The park was the 1864 Civil War Battle of the Wilderness National Memorial. Wal-Mart spokesman William C. Wertz said the company will find another place in Orange County, but still buy the property and leave it undeveloped.
Wal-Mart's decision came one day before a Big Green lawsuit was set for trial after noisy manufactured protests that recruited luminaries including PBS documentarian Ken Burns, Pulitzer Prize winning Civil War historian James McPherson, plus a coalition of eight preservation groups.
They all clamored to “stop the Big Box” from destroying the Wilderness Battle site, dishonoring the 29,000 men who died there, and paving over the first place where Gens. Robert E. Lee and Ulysses S. Grant met in battle.
Orange County Supervisor Mark Johnson, who saw Wal-Mart as part of the county's economic future, said of the road, “This is basically the continuation of how it's been developed over the past 40 years.”
The fact that Wal-Mart's entire “supercenter” would cover only 19 acres of its 55-acre parcel, hidden from view by densely forested landscaping, made no difference.
The fact that between Wal-Mart's land and the military park's property line stood a Sheetz gas station, a McDonald's, strings of offices, a 7-Eleven and a strip mall with a Subway sandwich shop, also made no difference.

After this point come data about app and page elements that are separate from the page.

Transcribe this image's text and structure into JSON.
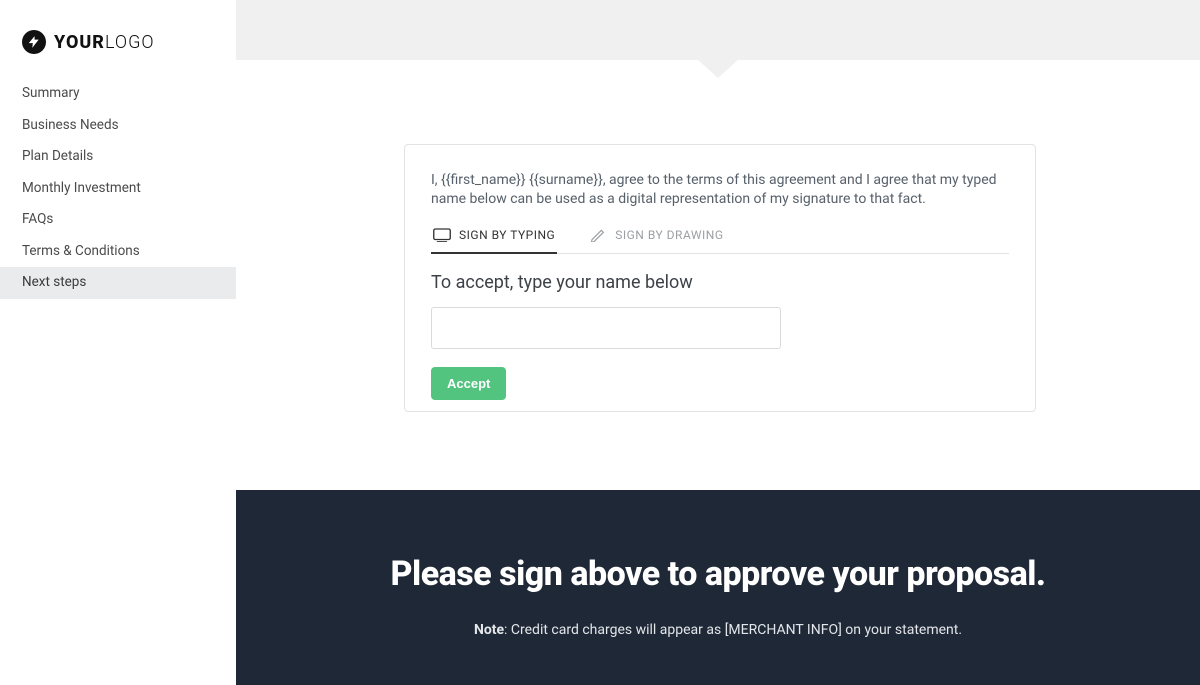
{
  "logo": {
    "bold": "YOUR",
    "light": "LOGO"
  },
  "sidebar": {
    "items": [
      {
        "label": "Summary"
      },
      {
        "label": "Business Needs"
      },
      {
        "label": "Plan Details"
      },
      {
        "label": "Monthly Investment"
      },
      {
        "label": "FAQs"
      },
      {
        "label": "Terms & Conditions"
      },
      {
        "label": "Next steps"
      }
    ],
    "active_index": 6
  },
  "signature": {
    "agreement_text": "I, {{first_name}} {{surname}}, agree to the terms of this agreement and I agree that my typed name below can be used as a digital representation of my signature to that fact.",
    "tabs": {
      "typing": "SIGN BY TYPING",
      "drawing": "SIGN BY DRAWING"
    },
    "prompt": "To accept, type your name below",
    "input_value": "",
    "accept_label": "Accept"
  },
  "footer": {
    "heading": "Please sign above to approve your proposal.",
    "note_bold": "Note",
    "note_rest": ": Credit card charges will appear as [MERCHANT INFO] on your statement."
  }
}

What mattered was that the National Park Service, owner of the Wilderness Battlefield Military Park, wanted all that land under its own control.
Russ Smith of the NPS explained, “The 1993 Civil War Sites Advisory Commission went out to the various battlefields to draw a line around the core area of the battle and a greater study area.” The Wal-Mart was in the study area and too close to the core, Smith said.
Three prominent anti-Wal-Mart groups were in cahoots with the NPS as partners of its American Battlefields Protection Program, whose Web site (www.cr.nps.gov/hps/abpp/abpp_p.htm) explains the virtues of public-private partnerships in saving taxpayers millions, saying ABPP gave “small” matching grants for preservation projects.
ABPP's partner list shows these big leaders of the Wilderness Battlefield Coalition: the Civil War Preservation Trust ($56,132,836 in assets), National Parks and Conservation Association ($50,691,951 in assets), and National Trust for Historic Preservation ($250,506,511 in assets).
The Civil War Preservation Trust's Web site was linked to a Big Labor archenemy of Wal-Mart: the United Food and Commercial Workers International Union. The union produced a YouTube video where Grant and Lee ghosts pal around the battlefield.
Lee says, “Much blood was spilled over our differences. But upon one thing we agree.” Grant says, “We're agreed that Wal-Mart should not build a giant Supercenter here at the historic Wilderness Battlefield in Virginia.”
Free-marketer Thomas J. DiLorenzo noted, “The propaganda campaign against Wal-Mart is what is known as a 'corporate campaign' in the labor union literature. The idea is to use every means possible to impose costs on the company [particularly lawsuits]; embarrass the company's management with slander; and portray the company as some kind of social outlaw.”
Ironically, in 2006, Wal-Mart tried to get some green credibility by partnering with the Fish and Wildlife Foundation in an “Acres for America” program that bought up rural land to stop development — which helped destroy the economy of northern Maine, Lubec resident Erich Veyhl told me. Last week, it became clear how much green cred that bought.
Arnold's Iron Law: You can never outrun Big Green or Big Labor to the left.
Examiner Columnist Ron Arnold is executive vice president of the Center for the Defense of Free Enterprise.